▶ Task inputs:

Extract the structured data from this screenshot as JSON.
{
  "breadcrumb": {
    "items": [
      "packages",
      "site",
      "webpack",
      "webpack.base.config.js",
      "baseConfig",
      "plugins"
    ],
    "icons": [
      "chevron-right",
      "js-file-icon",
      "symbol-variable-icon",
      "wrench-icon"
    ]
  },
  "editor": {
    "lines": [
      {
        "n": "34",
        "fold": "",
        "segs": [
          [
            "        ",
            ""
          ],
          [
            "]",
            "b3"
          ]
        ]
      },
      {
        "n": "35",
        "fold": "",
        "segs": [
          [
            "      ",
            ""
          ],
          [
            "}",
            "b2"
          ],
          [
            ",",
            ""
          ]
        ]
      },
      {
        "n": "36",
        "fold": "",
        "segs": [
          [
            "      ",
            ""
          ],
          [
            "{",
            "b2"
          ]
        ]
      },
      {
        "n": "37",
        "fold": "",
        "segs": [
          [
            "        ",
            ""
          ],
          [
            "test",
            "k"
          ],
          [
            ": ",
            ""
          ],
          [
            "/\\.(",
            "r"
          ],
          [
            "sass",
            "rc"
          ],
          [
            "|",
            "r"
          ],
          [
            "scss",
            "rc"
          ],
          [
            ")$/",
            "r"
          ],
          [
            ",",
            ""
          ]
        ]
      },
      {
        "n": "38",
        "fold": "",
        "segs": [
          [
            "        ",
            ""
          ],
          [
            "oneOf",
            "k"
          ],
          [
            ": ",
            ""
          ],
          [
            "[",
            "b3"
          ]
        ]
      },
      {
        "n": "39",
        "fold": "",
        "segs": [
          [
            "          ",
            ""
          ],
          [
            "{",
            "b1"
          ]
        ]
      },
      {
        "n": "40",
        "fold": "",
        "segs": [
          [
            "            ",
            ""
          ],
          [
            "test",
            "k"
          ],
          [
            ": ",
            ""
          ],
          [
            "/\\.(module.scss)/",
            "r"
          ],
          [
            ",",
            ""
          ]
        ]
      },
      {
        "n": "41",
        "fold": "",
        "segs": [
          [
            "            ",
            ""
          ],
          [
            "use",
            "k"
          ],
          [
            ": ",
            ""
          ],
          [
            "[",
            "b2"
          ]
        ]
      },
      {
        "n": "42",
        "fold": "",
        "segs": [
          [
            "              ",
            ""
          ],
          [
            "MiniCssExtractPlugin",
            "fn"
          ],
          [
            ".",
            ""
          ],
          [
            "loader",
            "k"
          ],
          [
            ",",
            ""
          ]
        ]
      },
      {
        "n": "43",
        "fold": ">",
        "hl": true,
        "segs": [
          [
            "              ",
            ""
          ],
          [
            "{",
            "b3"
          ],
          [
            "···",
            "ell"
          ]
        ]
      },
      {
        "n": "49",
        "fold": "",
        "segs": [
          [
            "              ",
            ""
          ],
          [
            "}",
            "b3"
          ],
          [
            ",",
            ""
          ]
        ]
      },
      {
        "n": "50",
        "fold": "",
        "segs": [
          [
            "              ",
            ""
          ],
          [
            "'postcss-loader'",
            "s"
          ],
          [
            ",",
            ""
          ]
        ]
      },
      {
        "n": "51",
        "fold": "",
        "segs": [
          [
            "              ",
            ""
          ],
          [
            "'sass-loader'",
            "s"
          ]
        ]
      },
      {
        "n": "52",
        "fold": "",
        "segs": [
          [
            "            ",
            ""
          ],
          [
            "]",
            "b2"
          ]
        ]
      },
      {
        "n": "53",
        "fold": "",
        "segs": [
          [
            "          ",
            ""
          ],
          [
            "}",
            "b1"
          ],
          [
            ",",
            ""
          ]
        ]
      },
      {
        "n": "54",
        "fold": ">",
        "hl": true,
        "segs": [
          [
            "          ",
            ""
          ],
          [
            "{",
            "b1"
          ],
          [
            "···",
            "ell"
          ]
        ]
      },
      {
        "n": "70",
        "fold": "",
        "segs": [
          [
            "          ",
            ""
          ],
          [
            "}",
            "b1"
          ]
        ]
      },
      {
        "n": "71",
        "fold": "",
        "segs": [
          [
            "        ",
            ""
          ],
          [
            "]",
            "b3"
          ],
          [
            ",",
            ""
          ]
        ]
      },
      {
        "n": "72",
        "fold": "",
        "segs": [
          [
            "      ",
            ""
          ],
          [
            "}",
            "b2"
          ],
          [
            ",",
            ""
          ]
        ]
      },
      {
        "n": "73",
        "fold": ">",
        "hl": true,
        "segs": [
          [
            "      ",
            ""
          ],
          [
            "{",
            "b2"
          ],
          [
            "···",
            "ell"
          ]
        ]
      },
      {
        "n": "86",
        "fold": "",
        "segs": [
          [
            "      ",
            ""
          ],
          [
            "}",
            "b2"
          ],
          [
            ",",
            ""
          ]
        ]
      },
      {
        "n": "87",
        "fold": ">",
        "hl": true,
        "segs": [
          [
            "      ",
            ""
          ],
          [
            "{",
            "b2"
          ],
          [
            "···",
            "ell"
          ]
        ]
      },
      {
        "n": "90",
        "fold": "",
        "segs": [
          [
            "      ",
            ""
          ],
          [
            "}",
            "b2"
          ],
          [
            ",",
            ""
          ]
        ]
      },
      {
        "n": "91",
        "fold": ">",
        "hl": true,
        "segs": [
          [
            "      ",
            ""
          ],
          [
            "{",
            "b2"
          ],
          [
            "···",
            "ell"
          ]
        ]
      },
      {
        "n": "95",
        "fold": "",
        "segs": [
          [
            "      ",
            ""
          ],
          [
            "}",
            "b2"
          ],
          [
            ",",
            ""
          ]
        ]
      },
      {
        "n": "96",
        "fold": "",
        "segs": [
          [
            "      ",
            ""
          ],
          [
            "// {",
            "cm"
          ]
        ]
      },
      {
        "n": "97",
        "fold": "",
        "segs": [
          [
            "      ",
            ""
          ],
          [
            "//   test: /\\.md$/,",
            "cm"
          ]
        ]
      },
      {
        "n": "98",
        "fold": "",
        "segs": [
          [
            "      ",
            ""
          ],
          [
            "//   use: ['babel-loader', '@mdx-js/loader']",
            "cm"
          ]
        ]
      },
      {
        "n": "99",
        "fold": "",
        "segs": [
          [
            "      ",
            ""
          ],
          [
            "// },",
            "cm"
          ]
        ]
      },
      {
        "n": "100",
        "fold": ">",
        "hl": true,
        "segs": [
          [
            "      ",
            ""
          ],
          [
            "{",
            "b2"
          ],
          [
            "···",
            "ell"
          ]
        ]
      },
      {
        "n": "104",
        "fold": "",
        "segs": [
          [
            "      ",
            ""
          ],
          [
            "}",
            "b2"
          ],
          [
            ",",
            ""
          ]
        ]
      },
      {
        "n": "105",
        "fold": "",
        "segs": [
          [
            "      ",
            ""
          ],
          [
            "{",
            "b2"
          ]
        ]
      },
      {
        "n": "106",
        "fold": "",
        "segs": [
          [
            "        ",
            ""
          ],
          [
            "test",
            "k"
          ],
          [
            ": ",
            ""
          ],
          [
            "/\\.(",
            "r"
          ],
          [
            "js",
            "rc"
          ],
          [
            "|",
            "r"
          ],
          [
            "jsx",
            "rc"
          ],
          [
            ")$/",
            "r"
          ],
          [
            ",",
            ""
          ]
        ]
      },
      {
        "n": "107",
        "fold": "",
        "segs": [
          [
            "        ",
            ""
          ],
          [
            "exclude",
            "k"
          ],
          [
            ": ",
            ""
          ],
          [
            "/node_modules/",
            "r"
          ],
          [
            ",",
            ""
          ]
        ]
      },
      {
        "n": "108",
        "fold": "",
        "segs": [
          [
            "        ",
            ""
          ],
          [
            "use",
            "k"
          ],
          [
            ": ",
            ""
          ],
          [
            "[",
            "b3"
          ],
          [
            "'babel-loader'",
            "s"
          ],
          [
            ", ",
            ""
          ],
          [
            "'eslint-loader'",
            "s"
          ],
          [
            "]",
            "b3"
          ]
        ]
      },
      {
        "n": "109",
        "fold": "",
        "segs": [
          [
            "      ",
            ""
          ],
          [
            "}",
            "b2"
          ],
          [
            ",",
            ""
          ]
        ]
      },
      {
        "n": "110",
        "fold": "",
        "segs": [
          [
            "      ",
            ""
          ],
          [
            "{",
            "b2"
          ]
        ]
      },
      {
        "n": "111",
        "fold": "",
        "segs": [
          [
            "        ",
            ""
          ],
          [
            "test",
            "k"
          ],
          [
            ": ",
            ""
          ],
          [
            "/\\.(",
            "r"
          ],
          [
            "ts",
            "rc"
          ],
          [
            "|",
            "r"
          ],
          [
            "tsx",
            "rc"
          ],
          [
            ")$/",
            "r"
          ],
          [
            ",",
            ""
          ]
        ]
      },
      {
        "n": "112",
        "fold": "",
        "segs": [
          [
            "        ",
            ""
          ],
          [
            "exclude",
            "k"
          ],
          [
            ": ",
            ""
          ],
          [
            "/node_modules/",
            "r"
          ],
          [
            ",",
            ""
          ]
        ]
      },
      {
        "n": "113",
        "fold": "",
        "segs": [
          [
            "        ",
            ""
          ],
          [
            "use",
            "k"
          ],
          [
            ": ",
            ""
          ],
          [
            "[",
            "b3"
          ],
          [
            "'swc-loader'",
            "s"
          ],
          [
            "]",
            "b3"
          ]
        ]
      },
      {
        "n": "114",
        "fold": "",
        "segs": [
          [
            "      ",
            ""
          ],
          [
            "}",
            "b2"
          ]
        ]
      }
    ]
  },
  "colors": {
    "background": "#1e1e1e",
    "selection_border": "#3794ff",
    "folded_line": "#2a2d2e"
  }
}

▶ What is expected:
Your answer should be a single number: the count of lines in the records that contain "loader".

▶ Solution:
7